“We’ve been flat for a little while,” admitted coach Travis Green. “To be honest, we’ve been flat for the better part of two to three weeks.”
It’s the flat time of year for every team – the season already four months old, the playoffs two months away, the elite players making their way back from international events, the injuries, the bus rides, the blahs. For the Winterhawks, there’s been something else: the inevitable plunge from whatever rancorous adrenaline surge they had when coach-general manager Mike Johnston was exiled to limbo by a little Western justice.
Leaving Travis Green, more than two decades removed from being the most popular Chief on skates, to hold things together.

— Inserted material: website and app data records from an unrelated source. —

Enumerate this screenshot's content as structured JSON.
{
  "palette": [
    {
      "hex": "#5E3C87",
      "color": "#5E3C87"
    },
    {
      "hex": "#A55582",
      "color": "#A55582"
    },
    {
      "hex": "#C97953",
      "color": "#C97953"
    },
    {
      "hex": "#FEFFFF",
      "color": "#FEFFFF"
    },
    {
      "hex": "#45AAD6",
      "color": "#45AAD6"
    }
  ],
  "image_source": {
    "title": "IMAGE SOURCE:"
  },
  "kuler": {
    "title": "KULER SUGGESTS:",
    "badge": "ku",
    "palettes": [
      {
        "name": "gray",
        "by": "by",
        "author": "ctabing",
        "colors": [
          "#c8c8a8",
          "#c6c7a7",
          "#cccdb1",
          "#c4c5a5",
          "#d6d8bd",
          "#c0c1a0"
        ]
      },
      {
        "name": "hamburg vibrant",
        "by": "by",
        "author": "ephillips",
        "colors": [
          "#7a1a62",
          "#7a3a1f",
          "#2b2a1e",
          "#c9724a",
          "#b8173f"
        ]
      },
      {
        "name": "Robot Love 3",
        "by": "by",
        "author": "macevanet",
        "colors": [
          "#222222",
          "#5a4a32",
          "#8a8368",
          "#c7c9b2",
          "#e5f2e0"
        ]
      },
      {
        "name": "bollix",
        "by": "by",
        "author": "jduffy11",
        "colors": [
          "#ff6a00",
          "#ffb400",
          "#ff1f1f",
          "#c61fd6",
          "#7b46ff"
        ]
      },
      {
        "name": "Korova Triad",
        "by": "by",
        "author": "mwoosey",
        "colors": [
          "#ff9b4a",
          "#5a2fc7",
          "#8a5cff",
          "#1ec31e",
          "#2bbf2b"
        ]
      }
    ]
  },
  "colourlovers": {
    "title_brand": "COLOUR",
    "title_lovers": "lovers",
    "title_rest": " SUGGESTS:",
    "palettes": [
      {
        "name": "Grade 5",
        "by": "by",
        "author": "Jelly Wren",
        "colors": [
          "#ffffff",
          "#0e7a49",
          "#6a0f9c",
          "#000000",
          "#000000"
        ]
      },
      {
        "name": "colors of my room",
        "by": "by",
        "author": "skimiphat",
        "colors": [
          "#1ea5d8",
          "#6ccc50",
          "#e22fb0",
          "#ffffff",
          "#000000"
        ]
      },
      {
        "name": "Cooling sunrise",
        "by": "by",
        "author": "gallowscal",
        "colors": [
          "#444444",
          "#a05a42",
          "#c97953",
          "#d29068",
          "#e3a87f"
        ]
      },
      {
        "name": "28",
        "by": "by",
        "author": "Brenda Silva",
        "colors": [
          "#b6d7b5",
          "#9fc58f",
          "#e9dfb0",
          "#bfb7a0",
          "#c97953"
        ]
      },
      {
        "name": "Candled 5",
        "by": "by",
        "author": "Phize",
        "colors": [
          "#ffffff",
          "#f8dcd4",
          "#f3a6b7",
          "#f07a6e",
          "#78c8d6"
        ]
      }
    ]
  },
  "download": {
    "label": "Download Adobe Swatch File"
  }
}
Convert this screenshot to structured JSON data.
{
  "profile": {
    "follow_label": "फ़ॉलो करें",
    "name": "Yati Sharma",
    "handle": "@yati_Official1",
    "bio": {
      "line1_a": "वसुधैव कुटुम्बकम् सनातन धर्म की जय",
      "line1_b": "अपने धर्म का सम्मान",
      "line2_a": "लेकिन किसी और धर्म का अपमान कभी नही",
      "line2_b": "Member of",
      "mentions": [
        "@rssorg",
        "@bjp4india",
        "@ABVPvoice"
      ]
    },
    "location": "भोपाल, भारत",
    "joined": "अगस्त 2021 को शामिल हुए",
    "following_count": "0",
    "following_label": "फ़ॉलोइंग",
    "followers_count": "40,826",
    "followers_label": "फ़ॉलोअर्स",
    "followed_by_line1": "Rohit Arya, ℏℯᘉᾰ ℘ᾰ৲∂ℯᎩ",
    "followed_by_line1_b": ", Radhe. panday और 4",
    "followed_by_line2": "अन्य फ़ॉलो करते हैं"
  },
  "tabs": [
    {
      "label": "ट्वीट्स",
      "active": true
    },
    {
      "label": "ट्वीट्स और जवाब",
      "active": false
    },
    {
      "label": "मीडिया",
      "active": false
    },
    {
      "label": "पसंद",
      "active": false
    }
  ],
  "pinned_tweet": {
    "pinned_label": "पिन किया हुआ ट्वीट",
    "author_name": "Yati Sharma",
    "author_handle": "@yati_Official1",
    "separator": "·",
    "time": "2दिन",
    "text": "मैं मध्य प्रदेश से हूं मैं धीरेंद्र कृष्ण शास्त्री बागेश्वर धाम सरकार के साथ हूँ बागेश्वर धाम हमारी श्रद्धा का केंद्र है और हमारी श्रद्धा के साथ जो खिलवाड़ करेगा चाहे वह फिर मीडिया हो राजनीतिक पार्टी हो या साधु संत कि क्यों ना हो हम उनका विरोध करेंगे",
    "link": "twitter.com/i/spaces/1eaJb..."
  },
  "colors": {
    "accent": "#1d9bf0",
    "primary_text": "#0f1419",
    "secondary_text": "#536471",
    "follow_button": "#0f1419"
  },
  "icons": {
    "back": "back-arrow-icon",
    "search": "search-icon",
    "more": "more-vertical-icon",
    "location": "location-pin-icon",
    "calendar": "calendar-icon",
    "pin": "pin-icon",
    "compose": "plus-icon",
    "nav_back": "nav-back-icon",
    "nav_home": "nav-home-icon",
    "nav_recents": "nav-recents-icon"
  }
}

The WHL landed on the Winterhawks for fudging its rules as to what and what may not be provided to players and families. The penalties amounted to a four-year misconduct: no first-round draft picks until 2018, on top of a complete wipe of the first five rounds of 2013, a $200,000 fine and Johnston’s season-long banishment. In admirable display of chutzpah, commissioner Ron Robison wanted the club to take its beheading and order up no-comments all around for the media.

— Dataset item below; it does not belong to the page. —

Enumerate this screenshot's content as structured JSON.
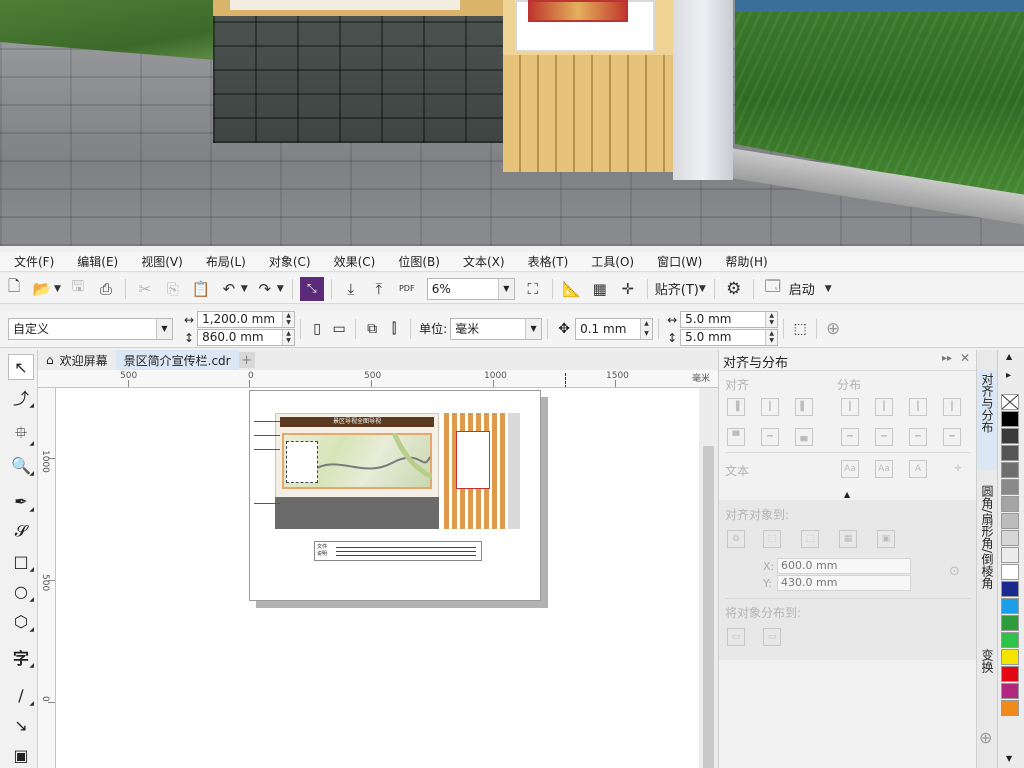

Nothing to see here.
Instead, the Winterhawks decried the severity of the penalties and suggested more transparency from a league that has never managed to reach opaque. The WHL huffed in response that there had been 54 infractions over five years, including providing flights to parents, cell phones to captains and summer training programs.
The violations were real. The sanctions seemed like a lethal injection for jaywalking, suggesting murkier motives. The upshot is that the league got beat up in print considerably worse than the hockey club.

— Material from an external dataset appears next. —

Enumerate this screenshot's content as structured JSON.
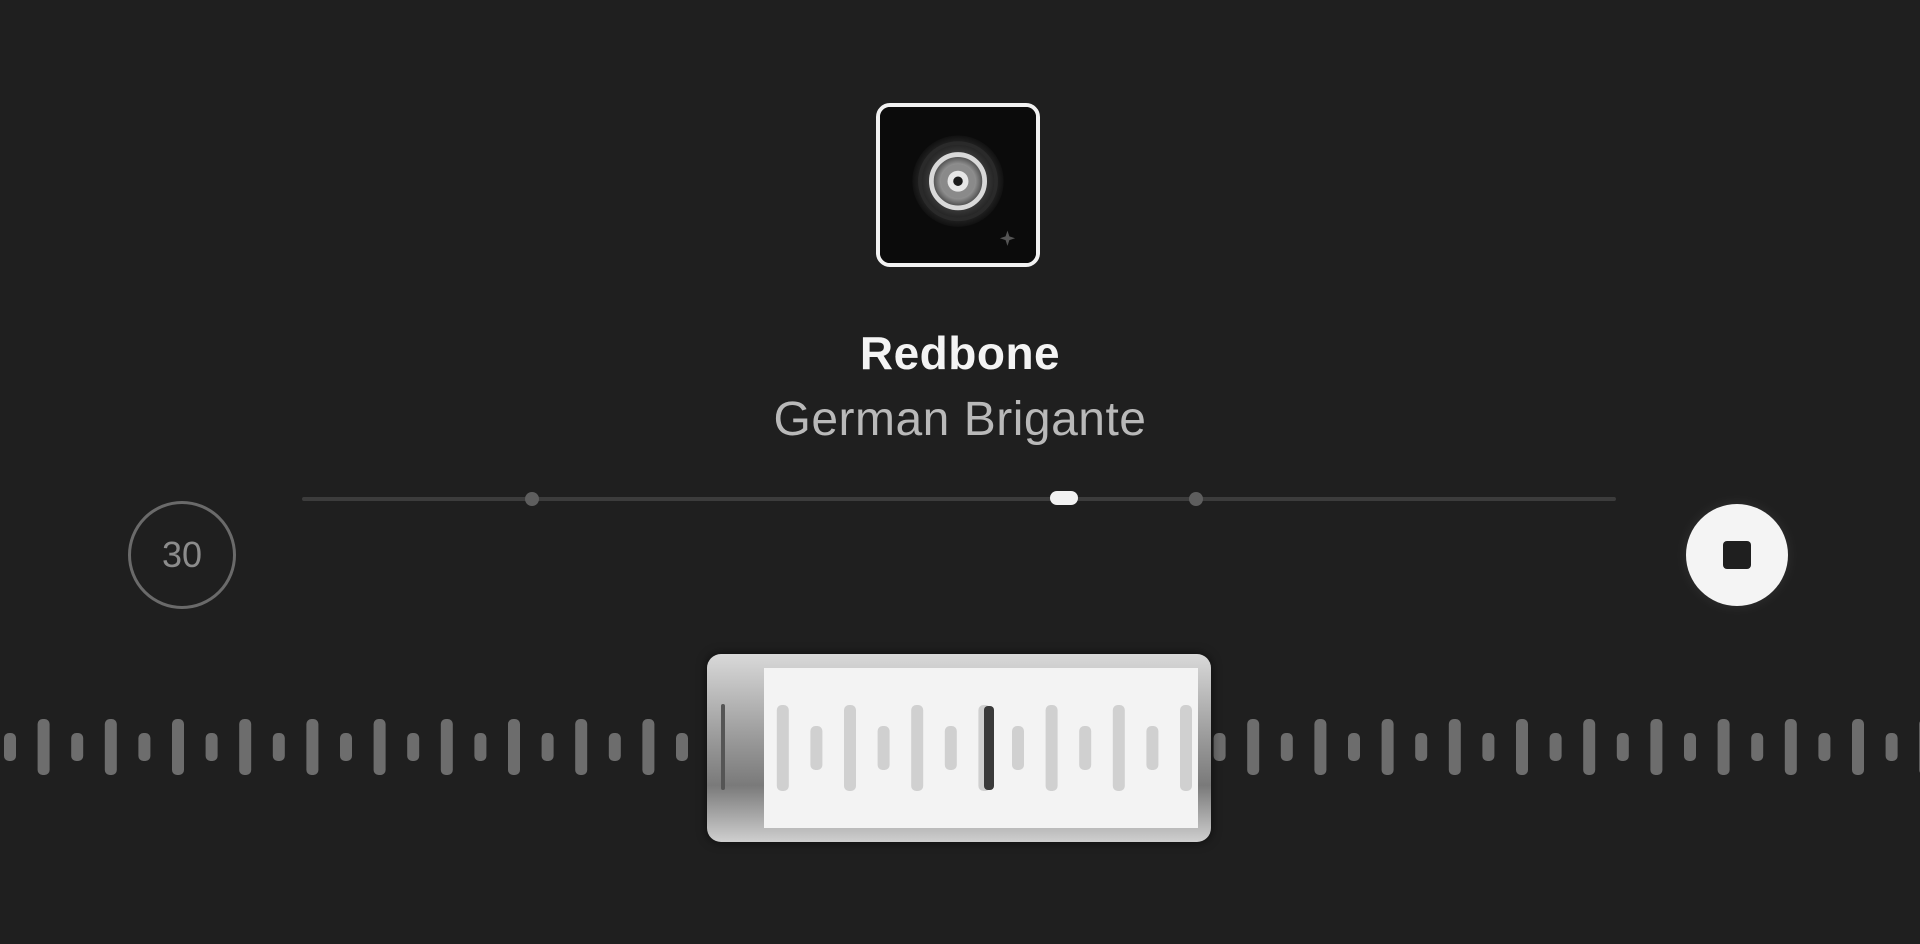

This is not Green’s fight at the moment.
He has a team that’s reached the WHL finals the past two years that, in the legacy accorded all interim coaches, he’s not supposed to screw up.
“I’ll be honest – the first couple of games, I was obviously nervous,” he said, “as anyone put into that position would be. It’s not the way you want to get a job, or be put into that role.”
“I think (not screwing it up) was a little of it. You don’t want the team to crumble because you’re behind the bench. And just the fact that I’m doing a different role – two roles now. Hey, I’m still nervous every game – if you’re not, there’s something wrong with you. But it’s a different nervousness. I just really wanted the team to respond.”
The Winterhawks went 17-1 after Green took over. Consider that a response.
Unappealing as the circumstances of this chance were, it’s a well-earned progression for Green, who after a long and distinguished pro career opted for a modest assistant’s job in juniors to staying in the NHL or the minors, for a fairly simple reason.
He wanted to learn how to teach.
“That’s the good thing about Mike,” said Green, whose Winterhawks go at it against Spokane for a third straight time tonight at the Arena. “He gave me a lot of responsibility from the moment I came in. It was sink or swim.
“And he’s such a good teacher, not just of players, but coaches. Organization, practice, structure, leading a team meeting. He’s taught me everything I know as far as how to be a coach.”
And the players?
“They miss Mike,” Green acknowledged. “But the culture and leadership he developed has made it possible for our team to move forward and play at a high level. That’s the reason the team wasn’t effected much.”
Which is maybe the fairest part of the WHL’s justice. Robison didn’t take away the players’ chance to play for something meaningful this season, a lesson the NCAA might learn in its awkward stabs at doing the right thing.
Then again, that might mean he has to hand a trophy to the Winterhawks at season’s end. Speaking of awkward.